- Government hospitals put forth so-called experts to testify that there is only one way to treat a particular ailment, and that “one best way” must be imposed through forced health care, even over parents’ thoughtful objections.
- Average Ohio parents lack the resources to hire an expert doctor to rebut the so-called “expert” doctor that their government is using against them (funded by their own tax dollars). So long as government locks in “the one best treatment” by forcing all to comply with that protocol, medical innovation and experimentation will suffer.
- Fortunately for Sarah, the Amish community is not conventional, and refused to bow to government commands. We at the 1851 Center are proud to have played a role in defending suitable Ohio parents’ moral and constitutional right to make important health care decision for their children.

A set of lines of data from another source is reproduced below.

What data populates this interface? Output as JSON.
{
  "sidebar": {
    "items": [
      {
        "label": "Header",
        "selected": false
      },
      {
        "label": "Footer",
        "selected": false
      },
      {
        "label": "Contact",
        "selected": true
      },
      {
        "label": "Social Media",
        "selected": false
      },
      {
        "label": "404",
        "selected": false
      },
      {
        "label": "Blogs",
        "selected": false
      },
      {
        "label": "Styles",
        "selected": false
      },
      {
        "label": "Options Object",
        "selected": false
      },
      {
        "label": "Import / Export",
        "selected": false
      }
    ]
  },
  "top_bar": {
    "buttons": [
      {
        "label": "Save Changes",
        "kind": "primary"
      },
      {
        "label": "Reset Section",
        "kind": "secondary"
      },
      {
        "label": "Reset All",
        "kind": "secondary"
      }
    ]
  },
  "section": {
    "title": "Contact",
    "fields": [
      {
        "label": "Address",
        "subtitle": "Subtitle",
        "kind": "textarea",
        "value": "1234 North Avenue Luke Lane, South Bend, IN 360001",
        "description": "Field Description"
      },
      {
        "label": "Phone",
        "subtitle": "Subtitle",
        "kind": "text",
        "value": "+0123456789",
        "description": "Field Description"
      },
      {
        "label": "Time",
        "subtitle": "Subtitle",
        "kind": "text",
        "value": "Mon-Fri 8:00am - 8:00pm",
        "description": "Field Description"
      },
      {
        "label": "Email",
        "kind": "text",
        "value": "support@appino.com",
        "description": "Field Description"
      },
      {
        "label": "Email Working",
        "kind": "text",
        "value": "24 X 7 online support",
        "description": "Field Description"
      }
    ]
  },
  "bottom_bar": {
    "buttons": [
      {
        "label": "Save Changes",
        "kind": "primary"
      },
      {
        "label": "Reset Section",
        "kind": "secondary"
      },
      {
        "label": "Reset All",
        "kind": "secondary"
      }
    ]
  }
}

But this battle continues. Ohio suffers from a cavalcade of health care “experts”, eager to deprive of us of our autonomy in light of their “certainty” that they know what is best for us.
But as this now-closed saga has proven, these experts have no skin in the game, arrogantly pontificate without fear of consequences, and are in fact frequently wrong.
Ohioans cannot afford to trust their health or their children to government expertise. We have already been swept into a system whereby we are forced to fund much of what now passes for health care in our state and nation, whether we use it or not. But the matter of whether we must be forced to use it is another matter entirely.
The Ohio General Assembly – – members of which laud health care freedom, family values, and parental choice while campaigning for office – – cannot justify maintenance of Ohio’s wide-open and highly subjective “best interests of the child” test. This test allows county judges to overrule health care, educational, and other important decisions of suitable Ohio parents. Once overruled, children can be immediately seized from their homes.
In the wake of Sarah’s case, this concept came to be known as “medical kidnapping.”
The Hershberger’s case is a lesson for all of us: we’re not as smart as we think we are. Knowledge is decentralized, and when in doubt, those closest to the situation, families (and not government experts with special designations next to their names) must make life-altering decisions.
Further, Sarah’s good health bolsters the case against forced health care that we supposedly cannot live without (literally, in this case).
It is now time for Ohio legislators to protect Ohio families from wayward judges. This can be done by reforming Ohio’s unconstitutional “best interests of the child” test.
In the meantime, Ohioans must continue to question authority.
1851 Center for Constitutional Law